WASHINGTON — After being fired by the Washington Community School District for sharing a sexually explicit video to a group of middle school students, former custodian Cary Wagler attempted to appeal for unemployment insurance benefits from the school district. At a hearing on Aug. 23, an administrative law judge determined that the Washington Community School District did not owe Wagler benefits.
Wagler had been denied benefits due to being disqualified for “misconduct in connection with [his] employment,” as stated in the decision released by the Iowa Workforce Development Unemployment Insurance Appeals Bureau.
According to the document, Wagler was a full-time custodian at the Washington Middle School, where he was employed from Aug. 2017 to May 2019. Wagler was terminated from his position for sharing a video of a woman engaging in “simulated fellatio” on a hot dog. Wagler showed the video to “a pair of girls and to a group of boys,” in the school’s cafeteria, and subsequently asked the girls “Can you do that?” In addition to the students who were shown the video, several students in the vicinity became aware of Wagler’s actions.
The middle school’s principal, Curt Mayer, was alerted to the incident after a female student told her mother about what had transpired with Wagler. Wagler was placed on administrative leave on April 25 as the incident was reviewed. An investigation into the incident included written statements provided by eight students who were directly shown the video by Wagler or were in the vicinity as the incident transpired.
The decision states that the students “were sufficiently consistent to establish that Mr. Wagler had indeed shared the video” and “that each affective student readily interpreted the video as sexual suggestive.”
Wagler also admitted to having shown the video and was able to provide the source of the video, as well as “conceded that he may have made the ‘Can you do that?’ comment.” Following the investigation, Wagler’s employment was terminated on May 6.

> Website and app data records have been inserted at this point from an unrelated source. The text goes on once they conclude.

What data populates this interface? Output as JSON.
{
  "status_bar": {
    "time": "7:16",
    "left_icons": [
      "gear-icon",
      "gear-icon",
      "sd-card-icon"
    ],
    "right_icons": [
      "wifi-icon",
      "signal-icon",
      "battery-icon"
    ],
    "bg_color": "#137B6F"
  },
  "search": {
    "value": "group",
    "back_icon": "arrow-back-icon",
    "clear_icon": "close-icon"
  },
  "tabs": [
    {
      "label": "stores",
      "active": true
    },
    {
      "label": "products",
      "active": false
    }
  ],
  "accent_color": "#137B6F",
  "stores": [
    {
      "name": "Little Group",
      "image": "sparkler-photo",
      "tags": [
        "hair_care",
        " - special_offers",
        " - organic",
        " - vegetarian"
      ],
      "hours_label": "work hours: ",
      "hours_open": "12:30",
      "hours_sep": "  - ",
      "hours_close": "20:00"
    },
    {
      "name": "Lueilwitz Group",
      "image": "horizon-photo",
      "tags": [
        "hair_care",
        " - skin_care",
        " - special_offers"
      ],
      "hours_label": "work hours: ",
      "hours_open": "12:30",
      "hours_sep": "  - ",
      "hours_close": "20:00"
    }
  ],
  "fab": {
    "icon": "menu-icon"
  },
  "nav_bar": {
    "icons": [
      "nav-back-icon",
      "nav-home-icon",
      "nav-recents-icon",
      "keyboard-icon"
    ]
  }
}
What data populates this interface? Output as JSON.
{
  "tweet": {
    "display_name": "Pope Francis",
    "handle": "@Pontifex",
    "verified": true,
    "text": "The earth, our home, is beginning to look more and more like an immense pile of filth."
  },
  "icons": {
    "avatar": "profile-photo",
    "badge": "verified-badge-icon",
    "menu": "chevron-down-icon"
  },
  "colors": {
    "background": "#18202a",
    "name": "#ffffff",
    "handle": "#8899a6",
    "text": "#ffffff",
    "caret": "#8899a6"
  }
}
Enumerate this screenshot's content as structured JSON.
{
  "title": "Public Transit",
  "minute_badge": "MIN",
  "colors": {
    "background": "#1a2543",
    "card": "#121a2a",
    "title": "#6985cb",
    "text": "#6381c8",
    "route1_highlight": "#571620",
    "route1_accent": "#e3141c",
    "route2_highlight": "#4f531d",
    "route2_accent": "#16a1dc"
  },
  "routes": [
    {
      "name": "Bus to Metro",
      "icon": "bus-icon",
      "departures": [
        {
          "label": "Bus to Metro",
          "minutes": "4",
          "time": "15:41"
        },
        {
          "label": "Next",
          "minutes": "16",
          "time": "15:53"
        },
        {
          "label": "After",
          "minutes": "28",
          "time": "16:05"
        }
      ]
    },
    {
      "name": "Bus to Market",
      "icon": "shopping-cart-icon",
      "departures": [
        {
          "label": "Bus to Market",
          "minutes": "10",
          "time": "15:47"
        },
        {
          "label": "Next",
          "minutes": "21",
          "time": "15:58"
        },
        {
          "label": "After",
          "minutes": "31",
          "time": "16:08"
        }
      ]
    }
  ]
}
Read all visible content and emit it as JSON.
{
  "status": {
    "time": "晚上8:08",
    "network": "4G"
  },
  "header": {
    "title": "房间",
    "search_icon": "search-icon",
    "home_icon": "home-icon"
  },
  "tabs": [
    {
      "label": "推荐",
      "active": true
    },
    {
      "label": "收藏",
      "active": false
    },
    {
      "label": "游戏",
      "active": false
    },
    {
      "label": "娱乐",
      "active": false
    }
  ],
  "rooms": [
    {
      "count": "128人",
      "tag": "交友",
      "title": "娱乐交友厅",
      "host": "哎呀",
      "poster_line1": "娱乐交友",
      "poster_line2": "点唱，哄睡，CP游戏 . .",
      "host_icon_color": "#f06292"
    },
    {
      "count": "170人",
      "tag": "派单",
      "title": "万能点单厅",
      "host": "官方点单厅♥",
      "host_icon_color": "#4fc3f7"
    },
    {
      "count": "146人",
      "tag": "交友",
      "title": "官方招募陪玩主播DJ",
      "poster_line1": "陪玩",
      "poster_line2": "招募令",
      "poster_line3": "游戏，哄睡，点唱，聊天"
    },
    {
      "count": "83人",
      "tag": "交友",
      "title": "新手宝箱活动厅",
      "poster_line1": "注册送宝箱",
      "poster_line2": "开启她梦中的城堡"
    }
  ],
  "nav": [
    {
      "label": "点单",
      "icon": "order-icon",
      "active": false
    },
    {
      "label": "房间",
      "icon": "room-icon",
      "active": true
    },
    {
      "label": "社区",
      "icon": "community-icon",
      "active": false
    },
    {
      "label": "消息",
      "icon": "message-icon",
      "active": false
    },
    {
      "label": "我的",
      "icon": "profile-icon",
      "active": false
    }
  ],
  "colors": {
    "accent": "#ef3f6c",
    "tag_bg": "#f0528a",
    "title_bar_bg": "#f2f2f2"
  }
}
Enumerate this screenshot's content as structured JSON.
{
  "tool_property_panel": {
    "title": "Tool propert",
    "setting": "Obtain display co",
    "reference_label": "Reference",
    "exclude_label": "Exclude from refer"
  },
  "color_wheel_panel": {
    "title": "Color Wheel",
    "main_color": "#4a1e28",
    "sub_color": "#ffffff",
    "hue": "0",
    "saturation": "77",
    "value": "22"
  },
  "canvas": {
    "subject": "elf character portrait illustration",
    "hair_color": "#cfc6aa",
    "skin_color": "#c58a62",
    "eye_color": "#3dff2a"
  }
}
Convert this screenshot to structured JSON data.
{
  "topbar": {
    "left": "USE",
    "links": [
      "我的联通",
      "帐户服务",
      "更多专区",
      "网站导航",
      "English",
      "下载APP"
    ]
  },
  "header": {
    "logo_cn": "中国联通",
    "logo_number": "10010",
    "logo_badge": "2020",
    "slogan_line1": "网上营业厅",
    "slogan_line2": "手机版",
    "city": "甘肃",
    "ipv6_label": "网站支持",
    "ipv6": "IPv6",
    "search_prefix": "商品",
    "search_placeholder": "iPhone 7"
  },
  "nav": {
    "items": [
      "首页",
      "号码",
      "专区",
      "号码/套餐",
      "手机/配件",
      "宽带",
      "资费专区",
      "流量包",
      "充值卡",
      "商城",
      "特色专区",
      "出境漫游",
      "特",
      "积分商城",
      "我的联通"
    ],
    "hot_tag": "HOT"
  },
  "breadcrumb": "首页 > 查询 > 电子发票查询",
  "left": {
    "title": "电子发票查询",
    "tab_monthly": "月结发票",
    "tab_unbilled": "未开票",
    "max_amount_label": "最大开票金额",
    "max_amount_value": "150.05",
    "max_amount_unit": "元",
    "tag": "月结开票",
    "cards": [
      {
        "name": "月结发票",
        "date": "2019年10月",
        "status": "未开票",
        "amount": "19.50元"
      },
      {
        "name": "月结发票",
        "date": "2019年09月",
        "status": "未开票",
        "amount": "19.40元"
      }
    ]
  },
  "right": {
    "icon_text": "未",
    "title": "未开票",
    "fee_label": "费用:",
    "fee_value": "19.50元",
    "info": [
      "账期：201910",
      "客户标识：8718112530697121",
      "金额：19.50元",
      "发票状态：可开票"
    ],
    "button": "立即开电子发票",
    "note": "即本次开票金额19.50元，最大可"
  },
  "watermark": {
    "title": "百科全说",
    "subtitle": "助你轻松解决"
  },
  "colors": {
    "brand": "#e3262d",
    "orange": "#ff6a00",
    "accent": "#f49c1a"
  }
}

The decision provided by the administrative law judge dictates that Wagler “was discharged for misconduct in connection with the employment. Mr. Wagler demonstrated a willful and wanton disregard for the employer’s interest by sharing a sexually suggestive video with several middle school students,” which disqualifies him for benefits in accordance with Iowa Code section 96.5(2) a. In accordance with the code, Wagler’s disqualification will continue until he has “worked in and has been paid wages for insured work equal to ten times” his weekly benefit amount.
Washington Community School District Superintendent Willie Stone said the district “had no comment” on the issue.
“We followed procedure. It was a personnel issue,” Stone concluded.